I felt very ambivalent after playing most of the created Twine games. On the one hand, they had everything that was required- many storylines, an overarching plot, and ephemeral passages that only appeared with certain player choices. On the other, most also only had what was required. There were brief moments of creativity and inspiration, but by and large most of the projects, including my own, focused more on the technical aspects than on actual content.
This being my, and I suspect most of our, first time using Twine, the unfamiliarity of such a program, and the difficulty of coordinating four separate edits to the same HTML file, made us leave narrative by the wayside. We’ve all written stories before. I believed that I knew what to do. However, with the implementation of player choice, it seemed that many stories choose to tell instead of show. There were many instances of jarring jumps, with foreseen consequences and temporal leaps resulting from what appeared to be simple “continue the game” choices. At least personally, the rush to finish and fully use Twine detracted from the quality of the actual story.

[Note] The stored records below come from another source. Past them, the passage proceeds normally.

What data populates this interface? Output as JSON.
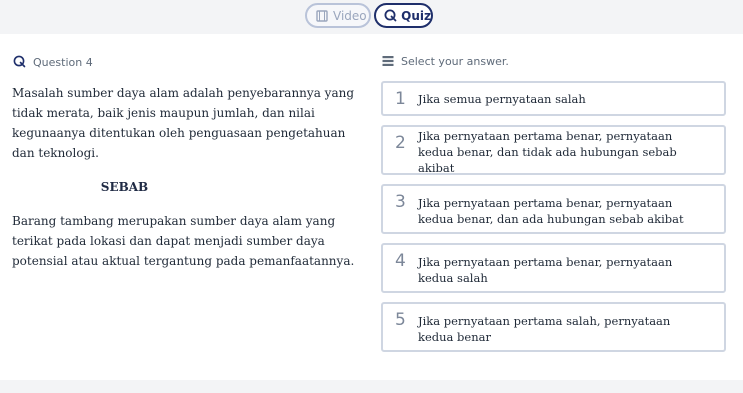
{
  "tabs": {
    "video_label": "Video",
    "quiz_label": "Quiz"
  },
  "question": {
    "header": "Question 4",
    "statement_1": "Masalah sumber daya alam adalah penyebarannya yang tidak merata, baik jenis maupun jumlah, dan nilai kegunaanya ditentukan oleh penguasaan pengetahuan dan teknologi.",
    "connector": "SEBAB",
    "statement_2": "Barang tambang merupakan sumber daya alam yang terikat pada lokasi dan dapat menjadi sumber daya potensial atau aktual tergantung pada pemanfaatannya."
  },
  "answers": {
    "header": "Select your answer.",
    "options": [
      {
        "num": "1",
        "text": "Jika semua pernyataan salah"
      },
      {
        "num": "2",
        "text": "Jika pernyataan pertama benar, pernyataan kedua benar, dan tidak ada hubungan sebab akibat"
      },
      {
        "num": "3",
        "text": "Jika pernyataan pertama benar, pernyataan kedua benar, dan ada hubungan sebab akibat"
      },
      {
        "num": "4",
        "text": "Jika pernyataan pertama benar, pernyataan kedua salah"
      },
      {
        "num": "5",
        "text": "Jika pernyataan pertama salah, pernyataan kedua benar"
      }
    ]
  },
  "colors": {
    "accent": "#1f2f6b",
    "inactive_tab": "#b9c3d9",
    "answer_border": "#cfd6e2"
  }
}
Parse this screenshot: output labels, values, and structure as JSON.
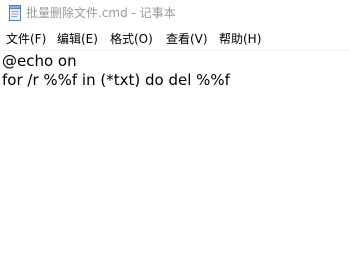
{
  "window": {
    "title": "批量删除文件.cmd - 记事本",
    "icon": "notepad-icon"
  },
  "menu": {
    "items": [
      {
        "label": "文件(F)"
      },
      {
        "label": "编辑(E)"
      },
      {
        "label": "格式(O)"
      },
      {
        "label": "查看(V)"
      },
      {
        "label": "帮助(H)"
      }
    ]
  },
  "editor": {
    "lines": [
      "@echo on",
      "for /r %%f in (*txt) do del %%f"
    ]
  },
  "colors": {
    "title_text": "#999999",
    "background": "#ffffff",
    "text": "#000000"
  }
}
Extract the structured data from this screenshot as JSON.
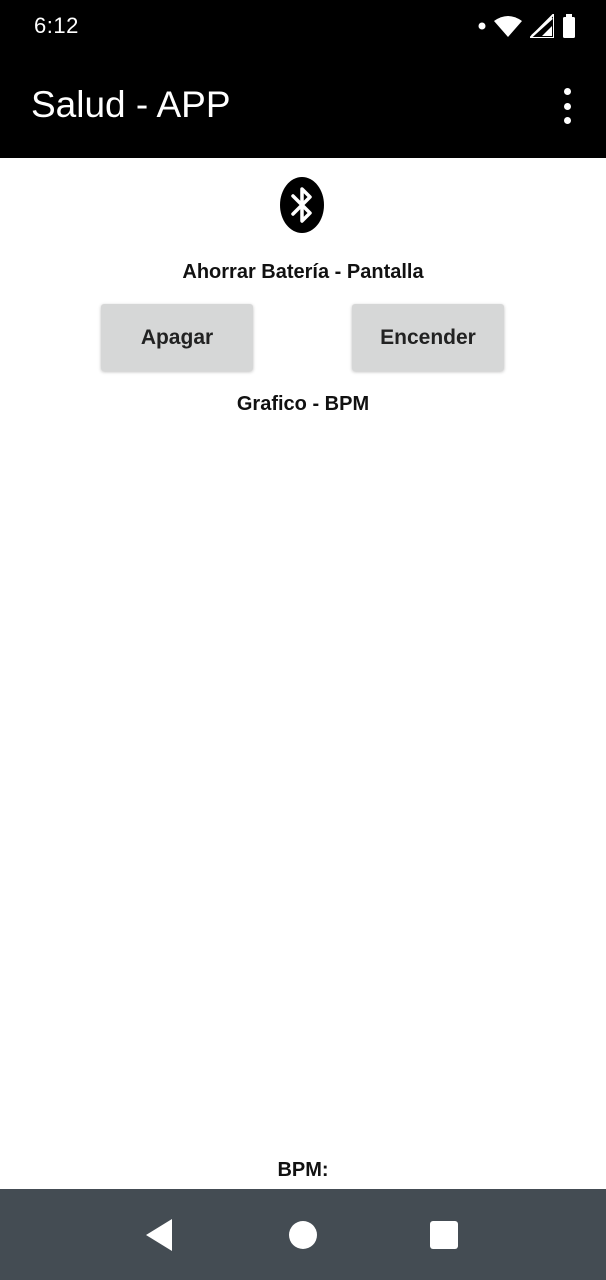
{
  "status_bar": {
    "time": "6:12",
    "icons": [
      "notification-dot-icon",
      "wifi-icon",
      "cell-signal-icon",
      "battery-icon"
    ]
  },
  "app_bar": {
    "title": "Salud - APP",
    "menu_icon": "overflow-menu-icon"
  },
  "content": {
    "bluetooth_icon": "bluetooth-icon",
    "battery_saver_label": "Ahorrar Batería - Pantalla",
    "off_button_label": "Apagar",
    "on_button_label": "Encender",
    "graph_label": "Grafico - BPM",
    "bpm_label": "BPM:"
  },
  "nav_bar": {
    "icons": [
      "back-icon",
      "home-icon",
      "recents-icon"
    ]
  },
  "colors": {
    "bar_background": "#000000",
    "nav_background": "#444c53",
    "button_background": "#d6d7d7",
    "text": "#111111"
  }
}
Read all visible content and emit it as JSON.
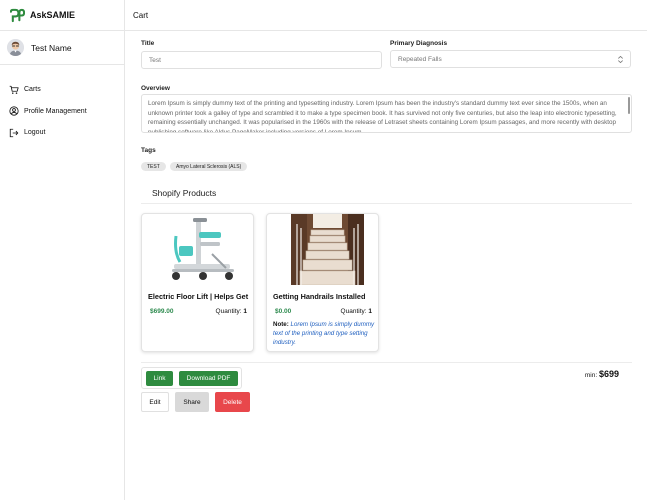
{
  "app": {
    "name": "AskSAMIE",
    "brand_color": "#2e8b3f"
  },
  "user": {
    "name": "Test Name"
  },
  "nav": [
    {
      "label": "Carts",
      "icon": "cart-icon"
    },
    {
      "label": "Profile Management",
      "icon": "user-circle-icon"
    },
    {
      "label": "Logout",
      "icon": "logout-icon"
    }
  ],
  "header": {
    "title": "Cart"
  },
  "form": {
    "title_label": "Title",
    "title_value": "Test",
    "diagnosis_label": "Primary Diagnosis",
    "diagnosis_value": "Repeated Falls",
    "overview_label": "Overview",
    "overview_text": "Lorem Ipsum is simply dummy text of the printing and typesetting industry. Lorem Ipsum has been the industry's standard dummy text ever since the 1500s, when an unknown printer took a galley of type and scrambled it to make a type specimen book. It has survived not only five centuries, but also the leap into electronic typesetting, remaining essentially unchanged. It was popularised in the 1960s with the release of Letraset sheets containing Lorem Ipsum passages, and more recently with desktop publishing software like Aldus PageMaker including versions of Lorem Ipsum.",
    "tags_label": "Tags",
    "tags": [
      "TEST",
      "Amyo Lateral Sclerosis (ALS)"
    ]
  },
  "products_section": {
    "title": "Shopify Products"
  },
  "products": [
    {
      "name": "Electric Floor Lift | Helps Get Up",
      "price": "$699.00",
      "qty_label": "Quantity:",
      "qty": "1",
      "note_label": "",
      "note": ""
    },
    {
      "name": "Getting Handrails Installed",
      "price": "$0.00",
      "qty_label": "Quantity:",
      "qty": "1",
      "note_label": "Note:",
      "note": "Lorem Ipsum is simply dummy text of the printing and type setting industry."
    }
  ],
  "actions": {
    "link": "Link",
    "download": "Download PDF",
    "edit": "Edit",
    "share": "Share",
    "delete": "Delete"
  },
  "total": {
    "label": "min:",
    "value": "$699"
  }
}
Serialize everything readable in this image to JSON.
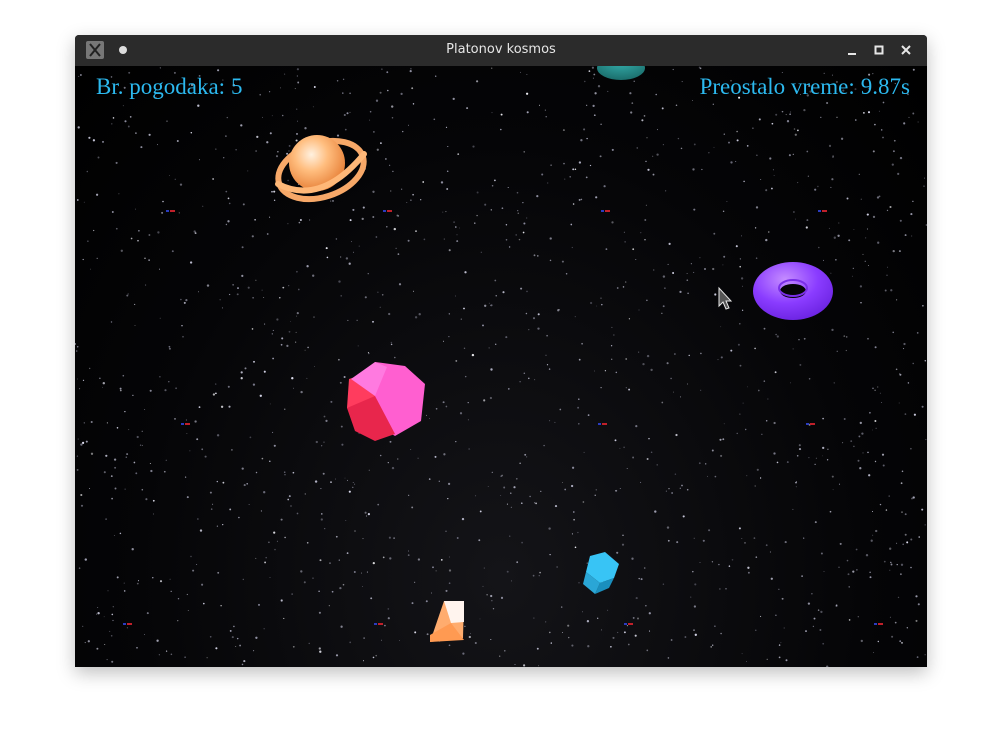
{
  "window": {
    "title": "Platonov kosmos"
  },
  "hud": {
    "hits_label": "Br. pogodaka:",
    "hits_value": "5",
    "time_label": "Preostalo vreme:",
    "time_value": "9.87s"
  },
  "icons": {
    "app": "x-app-icon",
    "minimize": "minimize-icon",
    "maximize": "maximize-icon",
    "close": "close-icon",
    "cursor": "mouse-pointer-icon"
  },
  "colors": {
    "hud_text": "#2cb9ef",
    "titlebar": "#2b2b2b",
    "planet": "#ffb070",
    "torus": "#8a3cff",
    "dodecahedron": "#ff5ad6",
    "cube": "#38c4f5",
    "octahedron": "#ffac6e"
  }
}
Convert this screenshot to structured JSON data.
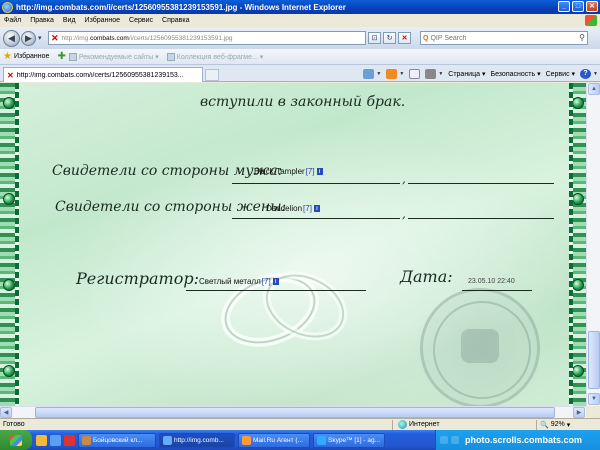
{
  "window": {
    "title": "http://img.combats.com/i/certs/12560955381239153591.jpg - Windows Internet Explorer"
  },
  "menu": [
    "Файл",
    "Правка",
    "Вид",
    "Избранное",
    "Сервис",
    "Справка"
  ],
  "address": {
    "prefix": "http://img.",
    "domain": "combats.com",
    "path": "/i/certs/12560955381239153591.jpg"
  },
  "search": {
    "placeholder": "QIP Search"
  },
  "favorites": {
    "label": "Избранное",
    "items": [
      "Рекомендуемые сайты ▾",
      "Коллекция веб-фрагме... ▾"
    ]
  },
  "tab": {
    "label": "http://img.combats.com/i/certs/12560955381239153..."
  },
  "commands": {
    "page": "Страница",
    "safety": "Безопасность",
    "tools": "Сервис"
  },
  "certificate": {
    "header_text": "вступили в законный брак.",
    "witness_husband_label": "Свидетели со стороны мужа:",
    "witness_husband_name": "Black-Tampler",
    "witness_husband_level": "[7]",
    "witness_wife_label": "Свидетели со стороны жены:",
    "witness_wife_name": "Dandelion",
    "witness_wife_level": "[7]",
    "registrar_label": "Регистратор:",
    "registrar_name": "Светлый металл",
    "registrar_level": "[7]",
    "date_label": "Дата:",
    "date_value": "23.05.10 22:40",
    "comma": ","
  },
  "status": {
    "text": "Готово",
    "zone": "Интернет",
    "zoom": "92%"
  },
  "taskbar": {
    "tasks": [
      "Бойцовский кл...",
      "http://img.comb...",
      "Mail.Ru Агент (...",
      "Skype™ [1] - ag..."
    ],
    "watermark": "photo.scrolls.combats.com"
  },
  "colors": {
    "accent": "#0a5fd8",
    "certificate_bg": "#c8ecd2",
    "border_green": "#2f8f55"
  }
}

After using an unfamiliar program to work in an unfamiliar medium, I appreciated just how much more there is to CYOA than meets the eye. In the Under the Sea novel that I read, no matter the path I ultimately choose, it felt like a cohesive narrative. Until writing my own, I did not realize how much this continuity was a function of expert plotting and suspension of disbelief. With more experience in the future, we (I), should be able to concentrate more on the story, and allow the content to speak for itself.